Your instructions: Look through the data below. Pick out the lines holding the string "this".

[Source records]
"""
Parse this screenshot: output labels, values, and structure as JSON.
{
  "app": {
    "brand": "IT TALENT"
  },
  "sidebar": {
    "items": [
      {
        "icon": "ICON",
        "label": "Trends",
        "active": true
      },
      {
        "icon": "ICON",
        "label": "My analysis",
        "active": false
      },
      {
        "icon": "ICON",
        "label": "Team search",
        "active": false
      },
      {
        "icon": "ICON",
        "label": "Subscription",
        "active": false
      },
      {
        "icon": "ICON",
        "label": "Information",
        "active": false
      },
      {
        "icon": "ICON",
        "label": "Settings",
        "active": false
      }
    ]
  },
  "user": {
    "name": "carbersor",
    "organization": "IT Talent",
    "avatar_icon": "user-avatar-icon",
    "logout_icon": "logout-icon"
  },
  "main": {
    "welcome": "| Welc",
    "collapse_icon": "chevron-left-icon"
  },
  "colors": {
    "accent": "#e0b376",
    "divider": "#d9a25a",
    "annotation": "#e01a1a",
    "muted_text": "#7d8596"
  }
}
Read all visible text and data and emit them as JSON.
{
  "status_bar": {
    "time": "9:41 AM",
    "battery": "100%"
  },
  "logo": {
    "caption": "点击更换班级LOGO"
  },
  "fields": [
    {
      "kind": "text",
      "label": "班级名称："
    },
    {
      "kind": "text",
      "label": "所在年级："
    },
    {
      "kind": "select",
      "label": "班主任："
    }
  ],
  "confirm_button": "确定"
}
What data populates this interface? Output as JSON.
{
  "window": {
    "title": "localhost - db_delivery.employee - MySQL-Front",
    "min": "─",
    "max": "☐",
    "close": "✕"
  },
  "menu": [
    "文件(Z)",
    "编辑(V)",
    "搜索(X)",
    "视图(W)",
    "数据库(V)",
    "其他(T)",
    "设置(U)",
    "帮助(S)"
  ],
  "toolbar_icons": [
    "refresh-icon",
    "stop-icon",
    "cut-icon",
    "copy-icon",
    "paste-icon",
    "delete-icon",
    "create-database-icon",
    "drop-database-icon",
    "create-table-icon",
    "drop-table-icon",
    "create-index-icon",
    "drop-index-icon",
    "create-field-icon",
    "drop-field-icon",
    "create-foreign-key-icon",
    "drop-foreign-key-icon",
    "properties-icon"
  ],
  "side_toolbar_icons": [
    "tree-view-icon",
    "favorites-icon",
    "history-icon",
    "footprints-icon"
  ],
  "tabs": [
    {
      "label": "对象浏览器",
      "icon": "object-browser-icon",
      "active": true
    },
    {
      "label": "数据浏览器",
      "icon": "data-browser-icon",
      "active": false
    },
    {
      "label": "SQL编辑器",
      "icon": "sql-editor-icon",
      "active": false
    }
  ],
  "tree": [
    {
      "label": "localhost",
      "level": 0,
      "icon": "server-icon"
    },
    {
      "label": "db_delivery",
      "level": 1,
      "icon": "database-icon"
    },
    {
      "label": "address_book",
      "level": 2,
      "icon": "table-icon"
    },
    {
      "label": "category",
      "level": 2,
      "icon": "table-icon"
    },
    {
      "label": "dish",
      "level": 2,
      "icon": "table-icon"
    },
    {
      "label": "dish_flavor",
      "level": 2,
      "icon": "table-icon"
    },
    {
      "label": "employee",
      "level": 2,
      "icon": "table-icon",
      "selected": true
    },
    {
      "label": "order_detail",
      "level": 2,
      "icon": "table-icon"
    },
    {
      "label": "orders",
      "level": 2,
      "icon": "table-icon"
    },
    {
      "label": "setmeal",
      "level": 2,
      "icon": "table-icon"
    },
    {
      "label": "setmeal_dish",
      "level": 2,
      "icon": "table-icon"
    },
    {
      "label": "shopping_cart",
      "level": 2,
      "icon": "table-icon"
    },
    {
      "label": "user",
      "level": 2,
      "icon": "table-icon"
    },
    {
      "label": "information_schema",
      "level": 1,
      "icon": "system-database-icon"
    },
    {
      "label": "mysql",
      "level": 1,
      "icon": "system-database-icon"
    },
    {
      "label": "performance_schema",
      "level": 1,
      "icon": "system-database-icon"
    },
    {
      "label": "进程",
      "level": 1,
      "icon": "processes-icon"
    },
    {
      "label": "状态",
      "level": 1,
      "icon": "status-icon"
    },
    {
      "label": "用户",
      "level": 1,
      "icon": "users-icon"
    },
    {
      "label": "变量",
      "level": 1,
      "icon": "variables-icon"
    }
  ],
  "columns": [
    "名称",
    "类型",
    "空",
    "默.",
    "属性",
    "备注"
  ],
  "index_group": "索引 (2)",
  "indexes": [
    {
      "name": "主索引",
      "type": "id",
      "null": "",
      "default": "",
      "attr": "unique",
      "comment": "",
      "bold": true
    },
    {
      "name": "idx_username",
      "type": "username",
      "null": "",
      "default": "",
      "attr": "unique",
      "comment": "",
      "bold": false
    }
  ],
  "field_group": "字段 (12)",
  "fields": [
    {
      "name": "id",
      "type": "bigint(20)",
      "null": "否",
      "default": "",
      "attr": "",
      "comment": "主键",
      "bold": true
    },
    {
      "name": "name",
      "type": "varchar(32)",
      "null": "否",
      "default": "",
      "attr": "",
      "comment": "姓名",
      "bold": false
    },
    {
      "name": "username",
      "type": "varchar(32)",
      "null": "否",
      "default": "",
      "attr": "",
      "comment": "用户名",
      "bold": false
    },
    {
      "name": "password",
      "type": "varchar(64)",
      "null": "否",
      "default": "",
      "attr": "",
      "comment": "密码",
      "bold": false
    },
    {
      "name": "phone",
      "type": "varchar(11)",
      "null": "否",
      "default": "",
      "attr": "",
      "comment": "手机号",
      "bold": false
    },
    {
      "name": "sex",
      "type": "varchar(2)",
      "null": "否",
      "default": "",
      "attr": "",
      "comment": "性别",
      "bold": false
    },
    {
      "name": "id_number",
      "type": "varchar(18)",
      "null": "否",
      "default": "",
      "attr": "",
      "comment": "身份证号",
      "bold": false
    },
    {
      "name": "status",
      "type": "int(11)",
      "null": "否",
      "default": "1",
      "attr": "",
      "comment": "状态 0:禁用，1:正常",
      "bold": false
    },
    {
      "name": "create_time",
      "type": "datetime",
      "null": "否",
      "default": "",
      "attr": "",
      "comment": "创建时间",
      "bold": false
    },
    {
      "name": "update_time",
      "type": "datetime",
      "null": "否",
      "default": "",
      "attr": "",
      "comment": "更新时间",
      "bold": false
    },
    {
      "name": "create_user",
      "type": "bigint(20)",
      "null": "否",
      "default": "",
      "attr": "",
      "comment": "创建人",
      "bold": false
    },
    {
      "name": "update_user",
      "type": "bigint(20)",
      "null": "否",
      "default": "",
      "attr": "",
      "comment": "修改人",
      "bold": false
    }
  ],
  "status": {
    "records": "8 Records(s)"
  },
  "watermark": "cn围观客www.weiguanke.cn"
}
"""
Answer section:
Parse this screenshot: output labels, values, and structure as JSON.
What data populates this interface? Output as JSON.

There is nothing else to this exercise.